● **About this task**:
Each entry should be copied as it stands, leaving the pictures behind.

● **Extracted records**:
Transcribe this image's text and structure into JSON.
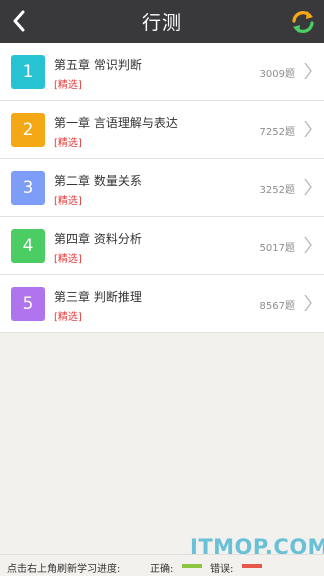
{
  "header": {
    "title": "行测",
    "back_icon": "chevron-left-icon",
    "refresh_icon": "refresh-icon"
  },
  "chapters": [
    {
      "num": "1",
      "name": "第五章 常识判断",
      "tag": "[精选]",
      "count": "3009题",
      "color": "#28c3d2"
    },
    {
      "num": "2",
      "name": "第一章 言语理解与表达",
      "tag": "[精选]",
      "count": "7252题",
      "color": "#f5a816"
    },
    {
      "num": "3",
      "name": "第二章 数量关系",
      "tag": "[精选]",
      "count": "3252题",
      "color": "#7d9df7"
    },
    {
      "num": "4",
      "name": "第四章 资料分析",
      "tag": "[精选]",
      "count": "5017题",
      "color": "#4ccd63"
    },
    {
      "num": "5",
      "name": "第三章 判断推理",
      "tag": "[精选]",
      "count": "8567题",
      "color": "#b174ef"
    }
  ],
  "footer": {
    "hint": "点击右上角刷新学习进度:",
    "correct_label": "正确:",
    "wrong_label": "错误:",
    "correct_color": "#8cc63f",
    "wrong_color": "#e8584a"
  },
  "watermark": "ITMOP.COM"
}
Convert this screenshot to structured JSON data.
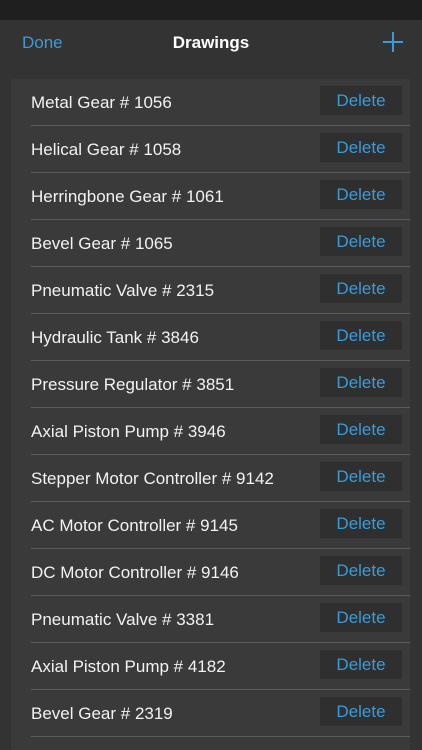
{
  "nav": {
    "done_label": "Done",
    "title": "Drawings",
    "add_icon": "plus-icon"
  },
  "colors": {
    "accent": "#3a9bd9",
    "background": "#333333",
    "list_background": "#3a3a3a",
    "text": "#f2f2f2"
  },
  "drawings": [
    {
      "name": "Metal Gear # 1056",
      "action": "Delete"
    },
    {
      "name": "Helical Gear # 1058",
      "action": "Delete"
    },
    {
      "name": "Herringbone Gear # 1061",
      "action": "Delete"
    },
    {
      "name": "Bevel Gear # 1065",
      "action": "Delete"
    },
    {
      "name": "Pneumatic Valve # 2315",
      "action": "Delete"
    },
    {
      "name": "Hydraulic Tank # 3846",
      "action": "Delete"
    },
    {
      "name": "Pressure Regulator # 3851",
      "action": "Delete"
    },
    {
      "name": "Axial Piston Pump # 3946",
      "action": "Delete"
    },
    {
      "name": "Stepper Motor Controller # 9142",
      "action": "Delete"
    },
    {
      "name": "AC Motor Controller # 9145",
      "action": "Delete"
    },
    {
      "name": "DC Motor Controller # 9146",
      "action": "Delete"
    },
    {
      "name": "Pneumatic Valve # 3381",
      "action": "Delete"
    },
    {
      "name": "Axial Piston Pump # 4182",
      "action": "Delete"
    },
    {
      "name": "Bevel Gear # 2319",
      "action": "Delete"
    }
  ]
}
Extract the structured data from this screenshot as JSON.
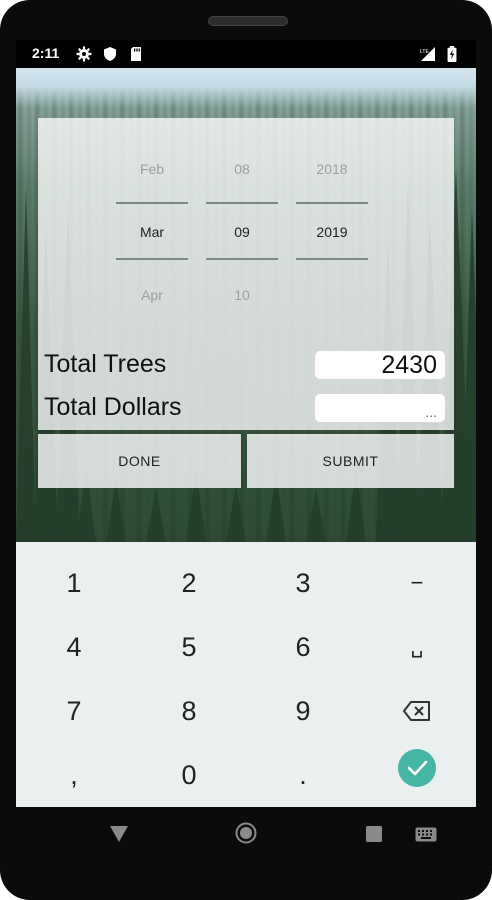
{
  "status_bar": {
    "time": "2:11"
  },
  "date_picker": {
    "month": {
      "prev": "Feb",
      "selected": "Mar",
      "next": "Apr"
    },
    "day": {
      "prev": "08",
      "selected": "09",
      "next": "10"
    },
    "year": {
      "prev": "2018",
      "selected": "2019",
      "next": ""
    }
  },
  "form": {
    "total_trees_label": "Total Trees",
    "total_trees_value": "2430",
    "total_dollars_label": "Total Dollars",
    "total_dollars_value": "..."
  },
  "buttons": {
    "done": "DONE",
    "submit": "SUBMIT"
  },
  "keypad": {
    "row1": [
      "1",
      "2",
      "3",
      "−"
    ],
    "row2": [
      "4",
      "5",
      "6",
      "␣"
    ],
    "row3": [
      "7",
      "8",
      "9"
    ],
    "row4": [
      ",",
      "0",
      "."
    ]
  },
  "colors": {
    "accent": "#45b5a5",
    "keyboard_bg": "#eceff0"
  }
}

● **Problem solution**:
Transcribe this image's text and structure into JSON.
{
  "header": {
    "title": "行测",
    "back_icon": "chevron-left-icon",
    "refresh_icon": "refresh-icon"
  },
  "chapters": [
    {
      "num": "1",
      "name": "第五章 常识判断",
      "tag": "[精选]",
      "count": "3009题",
      "color": "#28c3d2"
    },
    {
      "num": "2",
      "name": "第一章 言语理解与表达",
      "tag": "[精选]",
      "count": "7252题",
      "color": "#f5a816"
    },
    {
      "num": "3",
      "name": "第二章 数量关系",
      "tag": "[精选]",
      "count": "3252题",
      "color": "#7d9df7"
    },
    {
      "num": "4",
      "name": "第四章 资料分析",
      "tag": "[精选]",
      "count": "5017题",
      "color": "#4ccd63"
    },
    {
      "num": "5",
      "name": "第三章 判断推理",
      "tag": "[精选]",
      "count": "8567题",
      "color": "#b174ef"
    }
  ],
  "footer": {
    "hint": "点击右上角刷新学习进度:",
    "correct_label": "正确:",
    "wrong_label": "错误:",
    "correct_color": "#8cc63f",
    "wrong_color": "#e8584a"
  },
  "watermark": "ITMOP.COM"
}
Convert this screenshot to structured JSON data.
{
  "nav": {
    "done_label": "Done",
    "title": "Drawings",
    "add_icon": "plus-icon"
  },
  "colors": {
    "accent": "#3a9bd9",
    "background": "#333333",
    "list_background": "#3a3a3a",
    "text": "#f2f2f2"
  },
  "drawings": [
    {
      "name": "Metal Gear # 1056",
      "action": "Delete"
    },
    {
      "name": "Helical Gear # 1058",
      "action": "Delete"
    },
    {
      "name": "Herringbone Gear # 1061",
      "action": "Delete"
    },
    {
      "name": "Bevel Gear # 1065",
      "action": "Delete"
    },
    {
      "name": "Pneumatic Valve # 2315",
      "action": "Delete"
    },
    {
      "name": "Hydraulic Tank # 3846",
      "action": "Delete"
    },
    {
      "name": "Pressure Regulator # 3851",
      "action": "Delete"
    },
    {
      "name": "Axial Piston Pump # 3946",
      "action": "Delete"
    },
    {
      "name": "Stepper Motor Controller # 9142",
      "action": "Delete"
    },
    {
      "name": "AC Motor Controller # 9145",
      "action": "Delete"
    },
    {
      "name": "DC Motor Controller # 9146",
      "action": "Delete"
    },
    {
      "name": "Pneumatic Valve # 3381",
      "action": "Delete"
    },
    {
      "name": "Axial Piston Pump # 4182",
      "action": "Delete"
    },
    {
      "name": "Bevel Gear # 2319",
      "action": "Delete"
    }
  ]
}
Extract the structured data from this screenshot as JSON.
{
  "status_bar": {
    "time": "2:11"
  },
  "date_picker": {
    "month": {
      "prev": "Feb",
      "selected": "Mar",
      "next": "Apr"
    },
    "day": {
      "prev": "08",
      "selected": "09",
      "next": "10"
    },
    "year": {
      "prev": "2018",
      "selected": "2019",
      "next": ""
    }
  },
  "form": {
    "total_trees_label": "Total Trees",
    "total_trees_value": "2430",
    "total_dollars_label": "Total Dollars",
    "total_dollars_value": "..."
  },
  "buttons": {
    "done": "DONE",
    "submit": "SUBMIT"
  },
  "keypad": {
    "row1": [
      "1",
      "2",
      "3",
      "−"
    ],
    "row2": [
      "4",
      "5",
      "6",
      "␣"
    ],
    "row3": [
      "7",
      "8",
      "9"
    ],
    "row4": [
      ",",
      "0",
      "."
    ]
  },
  "colors": {
    "accent": "#45b5a5",
    "keyboard_bg": "#eceff0"
  }
}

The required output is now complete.